You may experience a weight gain while you are using DEPO-PROVERA. About two thirds of
the women who used DEPO-PROVERA in clinical trials reported a weight gain of about 5 pounds
during the first year of use. You may continue to gain weight after the first year. Women in one
large study who used DEPO-PROVERA for 2 years gained an average total of 8.1 pounds over
those ? years, or approximately 4 pounds per year. Women who continued for 4 years gained an
average total of 13.8 pounds over those 4 years, or approximately 3.5 pounds per year. Women
who continued for 6 years gained an average total of I 6.5 pounds over those 6 years, or
approximately 2.75 pounds per year
2. Other Side Effects
In a clinical study of over 3,900 women who used DEPO-PROVERA for up to 7 years, some
women reported the following effects. that may or may not have been related to their use of
DEPO-PROVERA:.Irregular menstrual bleeding, amenorrhea, headache, nervousness, abdominal
cramps, dizziness, weakness or fatigue, decreased sexual desire, leg cramps, nausea, vaginal.
discharge or irritation, breast swelling and tendemess, bloating, swelling of the hands or feet,
backache, depression, insomnia, acne, pelvic pain, no hair growth or excessive hair loss, rash, hot
flashes, and joint pain. Other-problems were reported by very few of the women in the clinical
trials, but some of these could be serious. These include convulsions, jaundice, urinary tract
infections, allergic reactions, fainting, paralysis, osteoporosis, lack of return to fertility, deep vein
thrombosis, pulmonary embolus, breast cancer or cervical cancer. If these or any other problems
occur during your use of DEPO-PROVERA, discuss them with your health-care provider
Should any precautions be followed during use of DEPO-PROVERA
Contraceptive Injection?
IMissed Periods
During the time you are using DEPO-PROVERA for contraception, you may skip a period, or your
periods may stop completey. If you have been receiving your DEPO-PROVERA injections
regularly every 3 months (13 weeks), then you are probably not pregnant. However if you think
that you may be pregnant, see your health-care provider
21aboratory Test Interactions
If ou are scheduled for any laboratory tests, tell your health-care provider that you are using

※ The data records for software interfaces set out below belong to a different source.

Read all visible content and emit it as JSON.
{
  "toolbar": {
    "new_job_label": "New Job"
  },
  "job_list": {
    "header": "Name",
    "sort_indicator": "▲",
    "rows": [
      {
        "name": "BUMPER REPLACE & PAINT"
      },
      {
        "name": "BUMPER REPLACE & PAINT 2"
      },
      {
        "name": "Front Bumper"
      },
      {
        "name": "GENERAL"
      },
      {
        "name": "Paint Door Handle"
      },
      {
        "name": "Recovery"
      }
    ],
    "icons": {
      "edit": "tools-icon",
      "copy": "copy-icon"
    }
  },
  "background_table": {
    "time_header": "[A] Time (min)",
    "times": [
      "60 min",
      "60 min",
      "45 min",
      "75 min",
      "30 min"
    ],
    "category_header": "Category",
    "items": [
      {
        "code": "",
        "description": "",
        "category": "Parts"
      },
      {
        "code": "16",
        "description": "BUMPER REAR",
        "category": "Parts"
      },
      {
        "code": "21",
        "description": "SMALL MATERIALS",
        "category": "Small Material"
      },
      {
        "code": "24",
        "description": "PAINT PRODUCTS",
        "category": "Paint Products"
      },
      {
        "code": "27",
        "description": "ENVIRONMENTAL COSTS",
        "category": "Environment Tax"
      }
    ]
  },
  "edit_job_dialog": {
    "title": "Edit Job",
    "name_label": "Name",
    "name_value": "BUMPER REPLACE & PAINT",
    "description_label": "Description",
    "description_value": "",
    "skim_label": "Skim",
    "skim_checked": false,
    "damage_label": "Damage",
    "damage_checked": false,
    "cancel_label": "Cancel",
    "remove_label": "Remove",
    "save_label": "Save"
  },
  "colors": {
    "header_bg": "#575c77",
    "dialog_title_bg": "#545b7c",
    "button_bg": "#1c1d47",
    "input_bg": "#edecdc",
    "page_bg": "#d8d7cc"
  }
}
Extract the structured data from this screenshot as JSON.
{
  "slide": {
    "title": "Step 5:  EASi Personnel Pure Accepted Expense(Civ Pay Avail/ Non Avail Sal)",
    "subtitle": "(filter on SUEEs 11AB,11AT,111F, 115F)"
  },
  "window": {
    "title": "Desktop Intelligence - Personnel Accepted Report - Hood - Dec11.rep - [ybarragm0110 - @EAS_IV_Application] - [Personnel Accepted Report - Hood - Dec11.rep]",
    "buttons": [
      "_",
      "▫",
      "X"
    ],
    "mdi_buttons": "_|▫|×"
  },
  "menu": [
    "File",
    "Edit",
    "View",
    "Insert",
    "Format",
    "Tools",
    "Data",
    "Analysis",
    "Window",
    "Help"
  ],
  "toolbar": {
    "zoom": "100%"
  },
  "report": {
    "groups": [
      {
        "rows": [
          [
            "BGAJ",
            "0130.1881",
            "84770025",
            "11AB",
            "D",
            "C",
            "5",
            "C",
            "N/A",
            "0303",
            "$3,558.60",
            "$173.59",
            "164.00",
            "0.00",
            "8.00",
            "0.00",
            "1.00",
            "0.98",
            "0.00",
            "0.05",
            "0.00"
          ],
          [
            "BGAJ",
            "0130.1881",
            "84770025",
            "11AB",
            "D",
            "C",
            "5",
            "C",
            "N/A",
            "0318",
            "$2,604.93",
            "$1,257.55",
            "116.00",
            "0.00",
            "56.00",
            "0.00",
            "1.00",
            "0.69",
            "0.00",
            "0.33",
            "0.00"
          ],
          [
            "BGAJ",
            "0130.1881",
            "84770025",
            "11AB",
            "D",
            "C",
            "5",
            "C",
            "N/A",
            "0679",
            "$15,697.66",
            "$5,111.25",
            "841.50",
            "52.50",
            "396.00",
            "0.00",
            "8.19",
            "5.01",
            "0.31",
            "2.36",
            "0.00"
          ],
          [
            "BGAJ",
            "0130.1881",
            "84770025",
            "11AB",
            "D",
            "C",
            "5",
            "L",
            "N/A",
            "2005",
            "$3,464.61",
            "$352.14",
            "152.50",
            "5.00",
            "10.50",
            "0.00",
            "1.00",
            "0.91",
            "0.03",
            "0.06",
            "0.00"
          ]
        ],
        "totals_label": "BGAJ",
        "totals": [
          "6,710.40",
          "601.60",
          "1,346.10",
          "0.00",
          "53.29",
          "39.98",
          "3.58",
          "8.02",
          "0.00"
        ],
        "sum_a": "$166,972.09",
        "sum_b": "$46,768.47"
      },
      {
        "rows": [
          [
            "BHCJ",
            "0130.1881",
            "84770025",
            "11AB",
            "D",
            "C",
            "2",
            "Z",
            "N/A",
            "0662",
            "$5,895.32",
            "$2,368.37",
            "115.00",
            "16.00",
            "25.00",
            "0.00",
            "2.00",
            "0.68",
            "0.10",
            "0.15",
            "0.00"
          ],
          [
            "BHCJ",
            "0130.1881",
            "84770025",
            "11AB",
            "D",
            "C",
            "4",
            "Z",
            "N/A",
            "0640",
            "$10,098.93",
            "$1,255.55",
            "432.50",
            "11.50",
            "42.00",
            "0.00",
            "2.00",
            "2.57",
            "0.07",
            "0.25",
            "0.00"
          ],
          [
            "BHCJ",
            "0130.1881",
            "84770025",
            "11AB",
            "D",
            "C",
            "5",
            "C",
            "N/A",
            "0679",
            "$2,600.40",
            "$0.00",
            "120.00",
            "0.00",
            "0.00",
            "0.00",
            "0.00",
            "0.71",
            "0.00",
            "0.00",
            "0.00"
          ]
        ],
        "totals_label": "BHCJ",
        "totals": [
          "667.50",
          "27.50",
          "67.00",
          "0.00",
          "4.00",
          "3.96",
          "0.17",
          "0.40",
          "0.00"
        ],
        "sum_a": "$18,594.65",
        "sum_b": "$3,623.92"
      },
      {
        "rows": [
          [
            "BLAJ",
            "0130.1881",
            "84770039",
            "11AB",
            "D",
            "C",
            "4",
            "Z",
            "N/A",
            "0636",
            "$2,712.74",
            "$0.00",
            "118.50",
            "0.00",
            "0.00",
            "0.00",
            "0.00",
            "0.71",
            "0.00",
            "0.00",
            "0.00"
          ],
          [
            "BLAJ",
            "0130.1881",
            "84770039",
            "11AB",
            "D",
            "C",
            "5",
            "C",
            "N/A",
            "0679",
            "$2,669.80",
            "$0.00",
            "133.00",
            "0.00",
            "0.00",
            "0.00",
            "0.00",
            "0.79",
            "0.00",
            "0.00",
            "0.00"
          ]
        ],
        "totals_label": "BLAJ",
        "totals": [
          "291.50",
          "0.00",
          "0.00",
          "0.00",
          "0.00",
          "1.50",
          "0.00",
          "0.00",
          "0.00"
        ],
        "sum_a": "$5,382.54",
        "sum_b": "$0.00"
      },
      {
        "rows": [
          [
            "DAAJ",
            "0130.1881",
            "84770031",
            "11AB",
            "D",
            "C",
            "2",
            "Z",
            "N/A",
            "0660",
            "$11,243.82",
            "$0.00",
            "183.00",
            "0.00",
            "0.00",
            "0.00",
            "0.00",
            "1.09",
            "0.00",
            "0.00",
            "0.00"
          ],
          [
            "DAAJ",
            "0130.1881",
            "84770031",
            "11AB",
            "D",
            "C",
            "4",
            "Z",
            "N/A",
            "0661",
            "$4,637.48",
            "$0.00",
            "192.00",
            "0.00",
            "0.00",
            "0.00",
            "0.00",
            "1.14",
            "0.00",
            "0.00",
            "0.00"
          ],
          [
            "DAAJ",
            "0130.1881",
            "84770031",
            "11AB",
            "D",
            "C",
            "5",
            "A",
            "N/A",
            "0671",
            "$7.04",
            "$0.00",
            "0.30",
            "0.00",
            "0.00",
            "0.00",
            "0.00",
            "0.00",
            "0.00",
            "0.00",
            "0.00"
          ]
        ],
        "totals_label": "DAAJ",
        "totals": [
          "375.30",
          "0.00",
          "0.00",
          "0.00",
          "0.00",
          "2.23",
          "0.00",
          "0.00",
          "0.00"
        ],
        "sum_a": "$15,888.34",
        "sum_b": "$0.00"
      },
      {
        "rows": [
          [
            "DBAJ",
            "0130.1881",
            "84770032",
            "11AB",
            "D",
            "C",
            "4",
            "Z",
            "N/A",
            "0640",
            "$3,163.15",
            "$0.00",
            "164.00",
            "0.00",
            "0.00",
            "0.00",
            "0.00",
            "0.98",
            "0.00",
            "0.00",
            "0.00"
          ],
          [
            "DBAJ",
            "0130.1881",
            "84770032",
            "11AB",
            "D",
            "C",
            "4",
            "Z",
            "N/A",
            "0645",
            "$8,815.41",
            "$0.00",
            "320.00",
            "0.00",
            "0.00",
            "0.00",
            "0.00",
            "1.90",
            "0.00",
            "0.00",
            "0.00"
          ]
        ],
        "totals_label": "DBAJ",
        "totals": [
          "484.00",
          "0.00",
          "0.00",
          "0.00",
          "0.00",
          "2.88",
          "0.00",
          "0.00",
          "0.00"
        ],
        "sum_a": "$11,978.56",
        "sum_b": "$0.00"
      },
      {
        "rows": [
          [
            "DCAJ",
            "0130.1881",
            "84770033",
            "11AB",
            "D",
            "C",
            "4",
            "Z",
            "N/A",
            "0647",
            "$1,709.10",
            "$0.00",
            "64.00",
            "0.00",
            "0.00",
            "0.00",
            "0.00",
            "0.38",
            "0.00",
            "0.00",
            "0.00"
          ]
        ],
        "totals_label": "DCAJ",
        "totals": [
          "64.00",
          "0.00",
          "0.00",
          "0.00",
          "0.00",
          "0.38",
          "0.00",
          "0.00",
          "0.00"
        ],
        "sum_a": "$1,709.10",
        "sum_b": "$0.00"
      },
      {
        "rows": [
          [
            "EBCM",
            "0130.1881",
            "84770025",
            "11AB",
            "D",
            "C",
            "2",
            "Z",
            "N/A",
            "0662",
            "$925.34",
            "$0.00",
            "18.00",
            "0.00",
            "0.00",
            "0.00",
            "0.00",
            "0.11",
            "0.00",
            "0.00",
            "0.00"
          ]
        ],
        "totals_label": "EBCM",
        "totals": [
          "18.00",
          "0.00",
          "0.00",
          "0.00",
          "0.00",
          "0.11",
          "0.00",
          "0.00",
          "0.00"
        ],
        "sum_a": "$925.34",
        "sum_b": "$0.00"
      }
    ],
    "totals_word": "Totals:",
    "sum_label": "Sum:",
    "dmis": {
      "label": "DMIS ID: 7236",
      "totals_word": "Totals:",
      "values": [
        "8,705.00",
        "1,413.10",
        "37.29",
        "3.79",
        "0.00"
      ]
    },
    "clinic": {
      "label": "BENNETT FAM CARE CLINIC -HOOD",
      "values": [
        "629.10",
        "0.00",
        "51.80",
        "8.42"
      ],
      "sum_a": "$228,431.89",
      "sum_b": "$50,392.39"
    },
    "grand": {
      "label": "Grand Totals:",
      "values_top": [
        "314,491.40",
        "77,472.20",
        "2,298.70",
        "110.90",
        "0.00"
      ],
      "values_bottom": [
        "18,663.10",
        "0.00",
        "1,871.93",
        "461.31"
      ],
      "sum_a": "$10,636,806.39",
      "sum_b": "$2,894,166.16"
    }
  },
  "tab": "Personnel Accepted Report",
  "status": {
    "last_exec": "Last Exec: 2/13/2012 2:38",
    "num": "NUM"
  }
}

Method Expected wypical
Implants (Norplant) 02* 0.2*
temale sterilization 0.2 0.4


Back to Top

© 2022 Regents of the University of Michigan